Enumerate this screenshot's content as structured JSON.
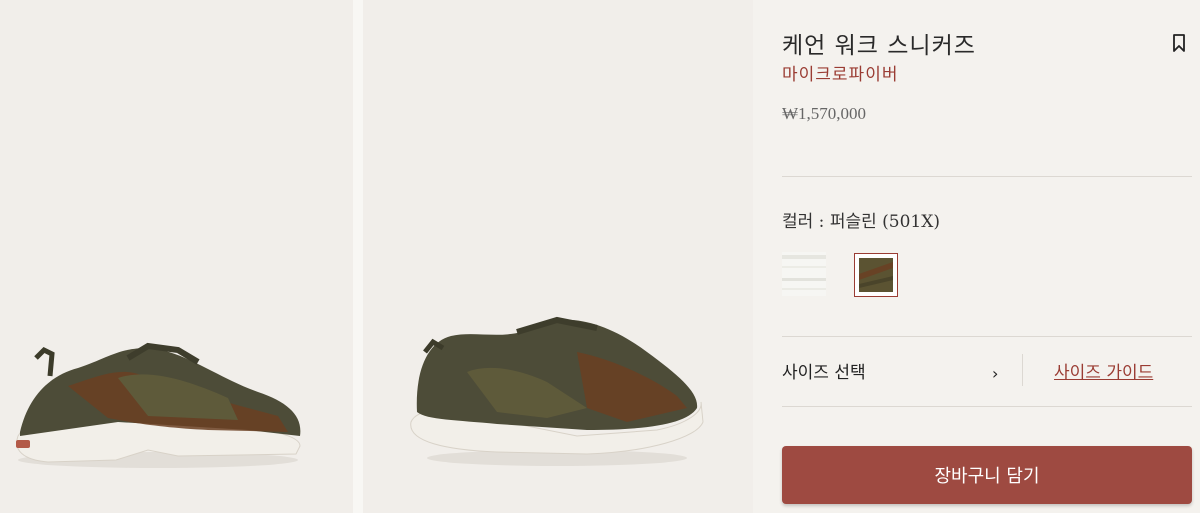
{
  "product": {
    "title": "케언 워크 스니커즈",
    "material": "마이크로파이버",
    "price": "₩1,570,000"
  },
  "color": {
    "label": "컬러 : 퍼슬린 (501X)",
    "swatches": [
      {
        "name": "white",
        "selected": false
      },
      {
        "name": "퍼슬린 (501X)",
        "selected": true
      }
    ]
  },
  "size": {
    "select_label": "사이즈 선택",
    "chevron": "›",
    "guide_label": "사이즈 가이드"
  },
  "cart": {
    "button_label": "장바구니 담기"
  },
  "icons": {
    "bookmark": "bookmark-icon"
  },
  "colors": {
    "accent": "#9e4a41",
    "accent_text": "#9a3c33",
    "shoe_dark": "#4a4a36",
    "shoe_brown": "#6b3f22"
  }
}
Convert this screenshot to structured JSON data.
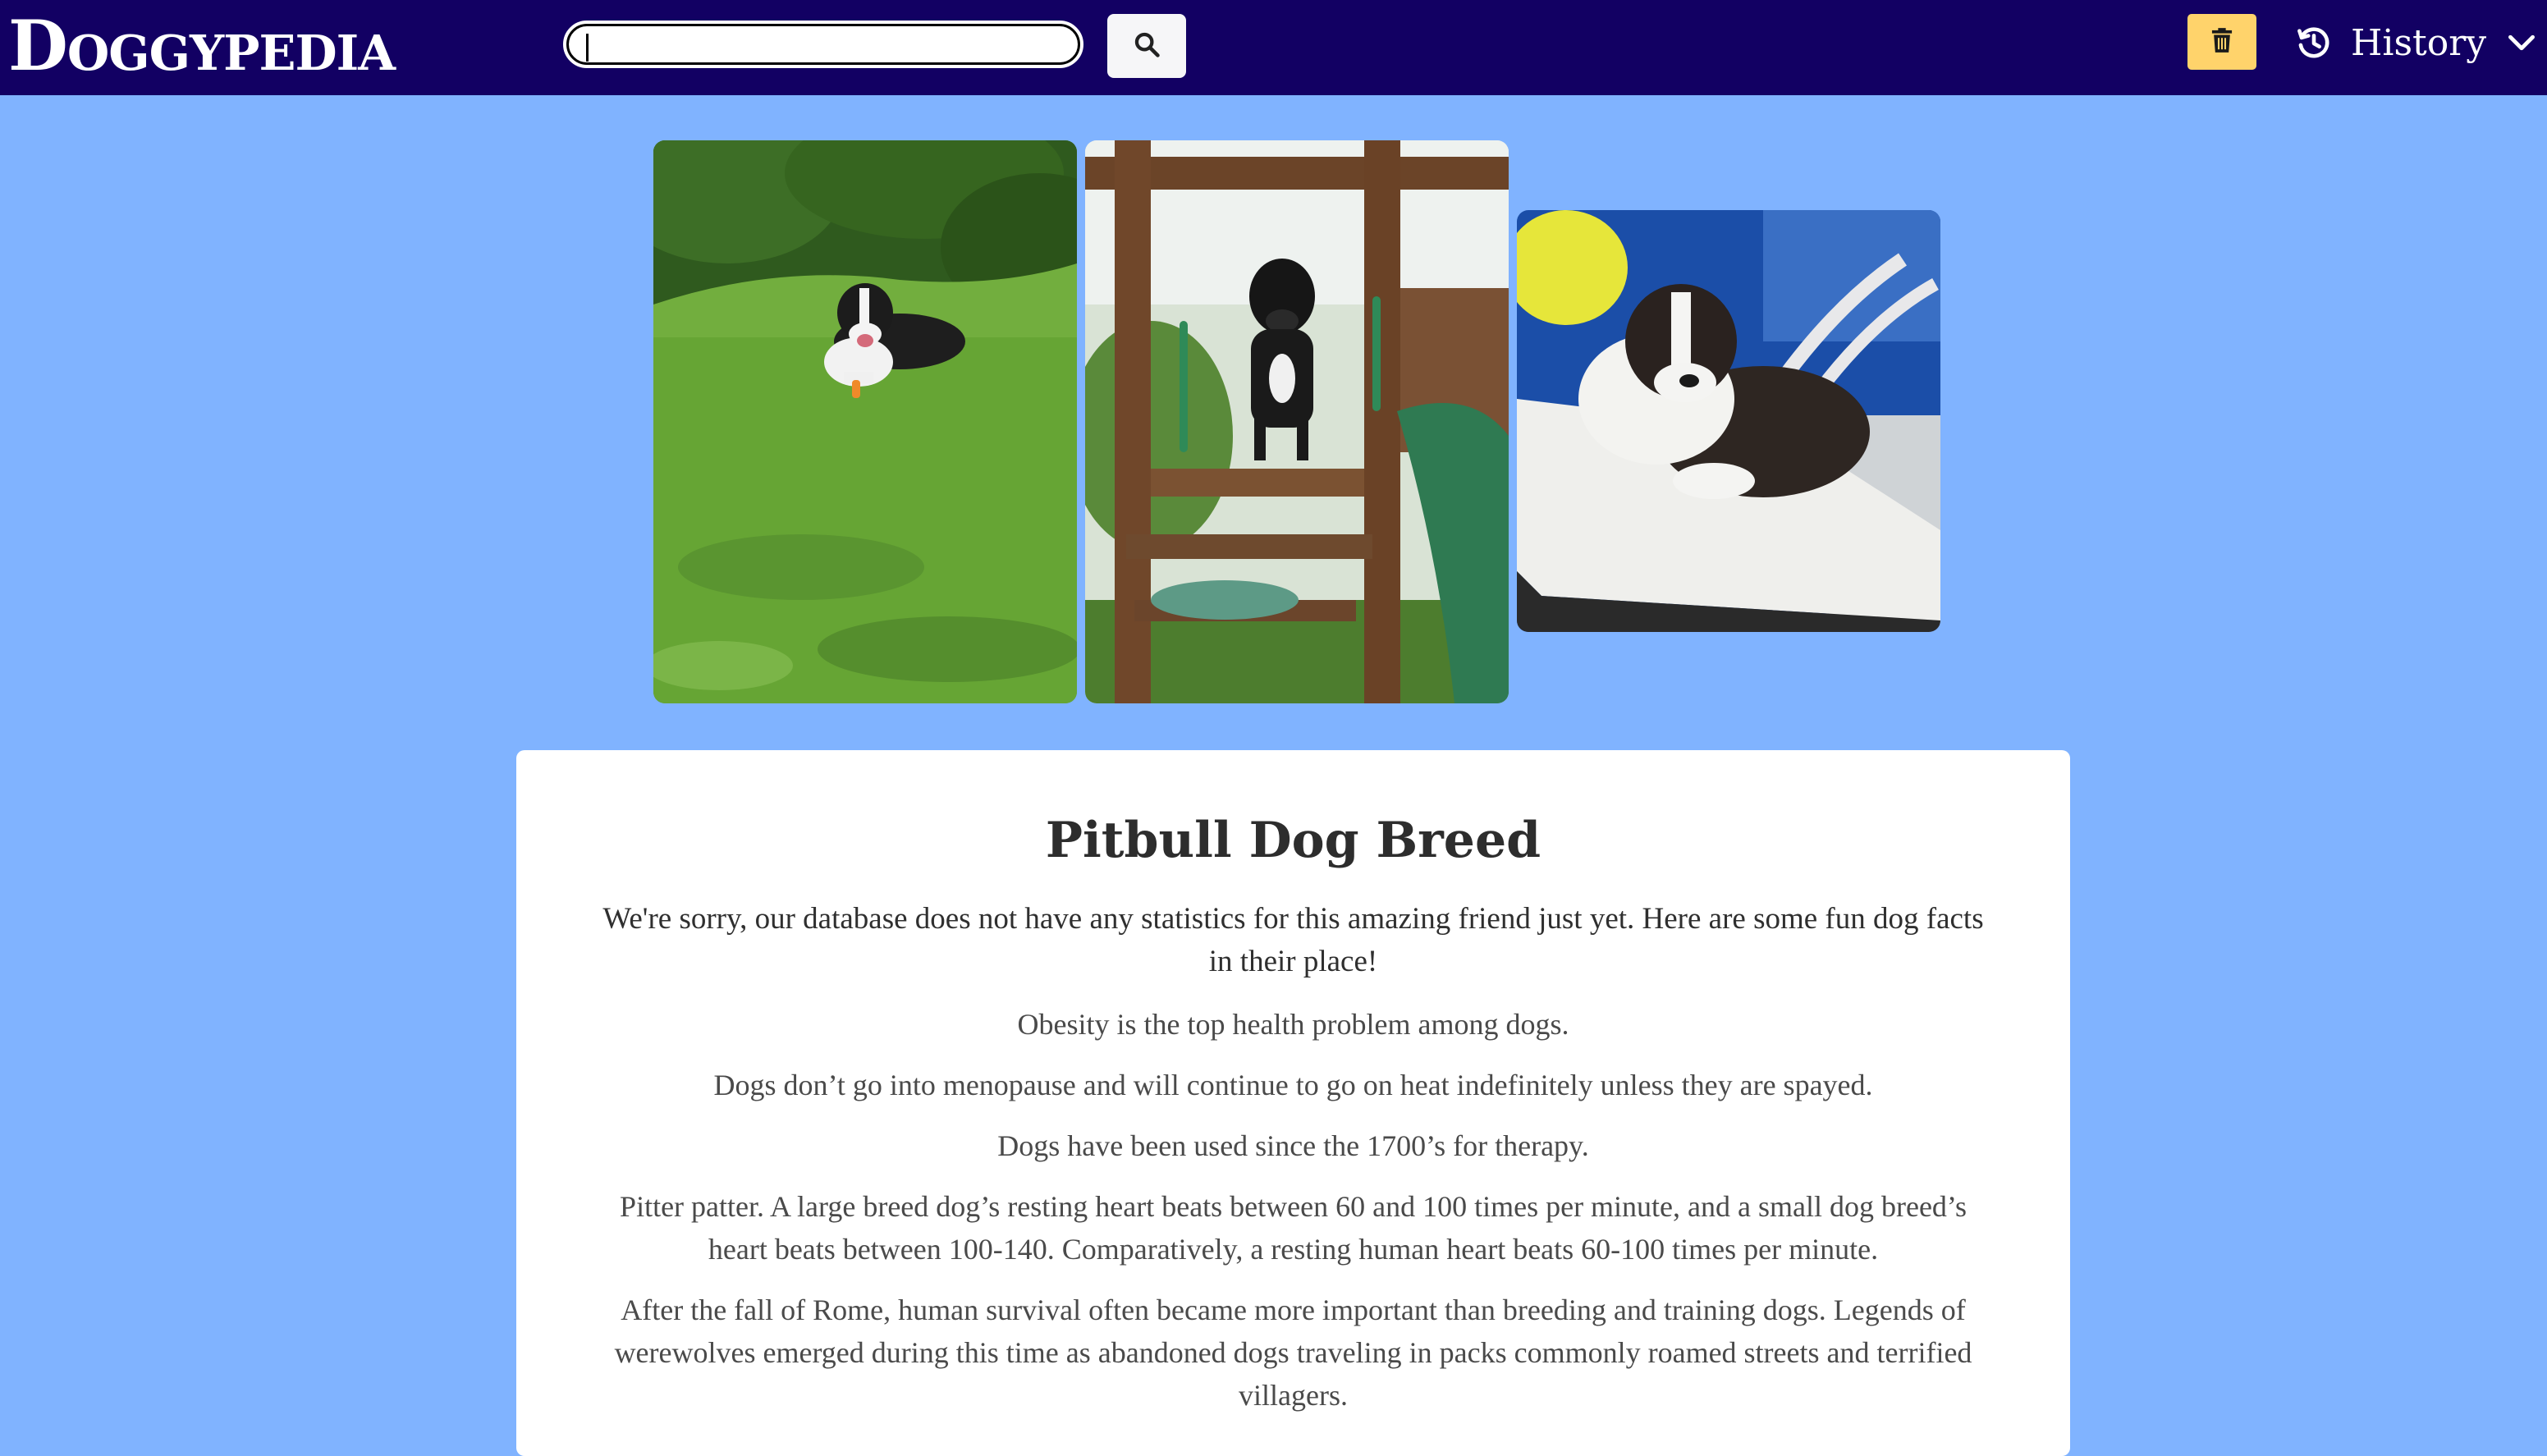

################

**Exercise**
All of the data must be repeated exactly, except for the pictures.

**Solution**
Enumerate this screenshot's content as structured JSON.
{
  "product": {
    "title": "케언 워크 스니커즈",
    "material": "마이크로파이버",
    "price": "₩1,570,000"
  },
  "color": {
    "label": "컬러 : 퍼슬린 (501X)",
    "swatches": [
      {
        "name": "white",
        "selected": false
      },
      {
        "name": "퍼슬린 (501X)",
        "selected": true
      }
    ]
  },
  "size": {
    "select_label": "사이즈 선택",
    "chevron": "›",
    "guide_label": "사이즈 가이드"
  },
  "cart": {
    "button_label": "장바구니 담기"
  },
  "icons": {
    "bookmark": "bookmark-icon"
  },
  "colors": {
    "accent": "#9e4a41",
    "accent_text": "#9a3c33",
    "shoe_dark": "#4a4a36",
    "shoe_brown": "#6b3f22"
  }
}
Convert this screenshot to structured JSON data.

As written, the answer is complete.